Electrical Technology Leading into the Future
Its never too late to switch careers, just ask Dave Clark. An Indiana native, Dave was already a licensed general contractor but had never received his certification. When his position as a heavy equipment mechanic with Wilson Excavation ended Dave took the opportunity to pursue a degree through the W.I.A. program for dislocated workers at Maysville Community and Technical College (MCTC). He chose Electrical Technology at MCTCs Rowan Campus. Now nearing his 55th birthday, Dave has a unique perspective on education and what it means to work hard.
Having worked for most of his life, he likes to tell his fellow classmates, Going to college is the easiest job you will ever get and the best tool you will ever buy. However, Dave is the first to say that the Electrical Technology program is anything but easy.
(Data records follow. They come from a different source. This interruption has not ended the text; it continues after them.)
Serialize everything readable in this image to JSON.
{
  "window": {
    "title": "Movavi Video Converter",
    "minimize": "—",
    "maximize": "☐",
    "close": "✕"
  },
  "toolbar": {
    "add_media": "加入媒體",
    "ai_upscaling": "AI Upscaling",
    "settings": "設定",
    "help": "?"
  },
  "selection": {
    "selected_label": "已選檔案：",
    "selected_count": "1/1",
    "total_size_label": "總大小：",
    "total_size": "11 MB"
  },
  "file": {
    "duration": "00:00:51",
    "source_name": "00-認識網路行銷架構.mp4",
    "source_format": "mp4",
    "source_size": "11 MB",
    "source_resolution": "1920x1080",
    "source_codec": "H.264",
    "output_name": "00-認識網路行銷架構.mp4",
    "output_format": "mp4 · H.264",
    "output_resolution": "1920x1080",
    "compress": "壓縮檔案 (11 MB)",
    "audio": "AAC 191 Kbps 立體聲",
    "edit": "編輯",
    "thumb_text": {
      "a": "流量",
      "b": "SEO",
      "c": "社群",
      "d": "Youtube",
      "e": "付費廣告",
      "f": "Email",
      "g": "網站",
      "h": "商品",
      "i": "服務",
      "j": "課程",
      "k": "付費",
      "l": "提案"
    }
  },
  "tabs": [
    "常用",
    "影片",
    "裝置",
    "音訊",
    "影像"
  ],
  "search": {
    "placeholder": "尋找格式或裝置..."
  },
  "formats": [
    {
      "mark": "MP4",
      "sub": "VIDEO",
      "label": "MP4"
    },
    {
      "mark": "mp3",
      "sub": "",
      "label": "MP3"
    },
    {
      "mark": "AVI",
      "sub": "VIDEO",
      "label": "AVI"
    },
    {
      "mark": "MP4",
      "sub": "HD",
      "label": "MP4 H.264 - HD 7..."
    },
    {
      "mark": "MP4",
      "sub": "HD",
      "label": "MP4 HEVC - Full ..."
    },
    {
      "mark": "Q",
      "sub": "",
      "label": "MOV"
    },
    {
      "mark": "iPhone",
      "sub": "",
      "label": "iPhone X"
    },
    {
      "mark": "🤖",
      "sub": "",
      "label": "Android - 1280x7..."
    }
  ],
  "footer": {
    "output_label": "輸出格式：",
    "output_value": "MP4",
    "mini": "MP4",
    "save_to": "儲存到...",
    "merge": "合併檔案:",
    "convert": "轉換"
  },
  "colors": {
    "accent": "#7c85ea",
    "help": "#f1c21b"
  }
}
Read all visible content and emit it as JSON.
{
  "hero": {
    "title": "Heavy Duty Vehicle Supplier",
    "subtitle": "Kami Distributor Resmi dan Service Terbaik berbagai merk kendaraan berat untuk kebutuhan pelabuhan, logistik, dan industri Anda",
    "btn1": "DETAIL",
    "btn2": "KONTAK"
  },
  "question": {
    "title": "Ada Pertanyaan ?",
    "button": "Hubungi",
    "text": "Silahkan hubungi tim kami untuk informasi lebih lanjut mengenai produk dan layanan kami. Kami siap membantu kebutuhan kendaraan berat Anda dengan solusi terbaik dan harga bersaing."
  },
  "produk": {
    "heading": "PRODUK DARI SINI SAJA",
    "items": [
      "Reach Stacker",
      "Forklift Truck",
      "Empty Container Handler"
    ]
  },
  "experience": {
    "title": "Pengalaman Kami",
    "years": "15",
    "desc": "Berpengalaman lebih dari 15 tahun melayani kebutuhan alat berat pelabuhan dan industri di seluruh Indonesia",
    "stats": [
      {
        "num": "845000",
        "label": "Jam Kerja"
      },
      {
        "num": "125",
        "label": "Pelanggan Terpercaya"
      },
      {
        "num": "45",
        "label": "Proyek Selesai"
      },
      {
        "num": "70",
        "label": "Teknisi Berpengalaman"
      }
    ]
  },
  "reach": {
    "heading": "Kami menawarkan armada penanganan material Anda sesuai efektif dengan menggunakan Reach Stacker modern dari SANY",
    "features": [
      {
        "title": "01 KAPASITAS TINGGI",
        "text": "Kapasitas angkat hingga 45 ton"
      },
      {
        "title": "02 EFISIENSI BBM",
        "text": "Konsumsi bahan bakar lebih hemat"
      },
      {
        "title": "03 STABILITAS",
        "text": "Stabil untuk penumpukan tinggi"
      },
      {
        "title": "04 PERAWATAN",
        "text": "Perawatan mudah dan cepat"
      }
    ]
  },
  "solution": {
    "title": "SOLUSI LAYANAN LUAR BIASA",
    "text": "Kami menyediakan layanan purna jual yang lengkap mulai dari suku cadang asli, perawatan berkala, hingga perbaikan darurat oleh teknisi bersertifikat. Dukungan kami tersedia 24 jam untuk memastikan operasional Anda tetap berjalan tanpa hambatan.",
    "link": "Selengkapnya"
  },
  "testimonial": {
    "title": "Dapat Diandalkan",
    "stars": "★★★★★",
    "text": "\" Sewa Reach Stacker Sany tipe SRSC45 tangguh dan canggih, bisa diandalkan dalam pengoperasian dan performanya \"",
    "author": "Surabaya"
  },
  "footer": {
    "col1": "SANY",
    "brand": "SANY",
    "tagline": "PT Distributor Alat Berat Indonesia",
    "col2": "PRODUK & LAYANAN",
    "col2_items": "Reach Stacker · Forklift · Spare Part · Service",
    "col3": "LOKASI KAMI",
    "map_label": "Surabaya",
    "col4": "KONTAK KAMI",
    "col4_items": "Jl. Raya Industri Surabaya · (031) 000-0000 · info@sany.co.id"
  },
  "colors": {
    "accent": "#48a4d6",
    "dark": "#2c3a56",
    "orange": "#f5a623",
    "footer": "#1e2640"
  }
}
Under the direction of Brandin Perkins, students study various subjects including basic electricity and electronics, electrical construction, motor controls and, of course, Daves favorite, programmable logic controllers or PLCs.
They are so efficient, Dave says. PLCs can be controlled from pretty much anywhere.
Brandin Perkins, Associate Professor and Coordinator for Electrical Technology at MCTCs Rowan, has a lot in common with Dave; not much misses his attention. Thats a good thing because the electrical field demands a lot of expertise and attention to detail. Perkins, a Morehead native, has directed the program since 2003.
Perkins enlisted in the U.S. Navy immediately after graduating from high school. After serving for six years, he began studying at Morehead State University (MSU) for a Bachelor of Science degree with an emphasis in Electricity and Electronics. In May, he will complete a Master of Science in Industrial Technology from MSU as well. When asked why he chose to further his education he responds, I wanted a degree that was relevant for todays workforce, for my students.
MCTC offers many options for certificates, diplomas, or the Associate in Applied Science (AAS) degree in Electrical Technology. Perkins encourages students to complete the AAS degree, and to even continue on for a bachelor degree. In his words, Students completing a diploma or the AAS degree have the potential to make way more than minimum wage.
If the salary potential of a graduate from MCTCs Electrical Technology program is not enough to boast about, MCTC also has a reciprocity agreement with the Department of Housing, Buildings and Construction (DHBC). Before becoming a licensed electrician an individual must complete two years of education and four years of field experience. To make things simple, DHBC recognizes two years in the Electrical Technology program at MCTC as completing the education component. The hands-on training each student receives counts for one year of the field experience required by DHBC as well.
Students who complete this program can take advantage of the high job placement history. Perkins brags, I have never had a student come back to me after finishing this program and tell me that they could not find a job. Graduates from this program often apprentice to electricians or gain entry-level positions in the fields of electromechanical control circuits and programmable logic controllers, or PLCs, among others.
Take it from Dave, The Electrical Technology program is a little harder to get into
than some others. You need high test scores. But Brandin is a great, down to earth
guy and Ive learned a lot. He believes the electrical field is the future and has
already been offered a couple of job prospects as a student.
For more information about the Electrical Technology program at MCTC contact Brandin Perkins at 606-783-1538 extension 66343, or email him.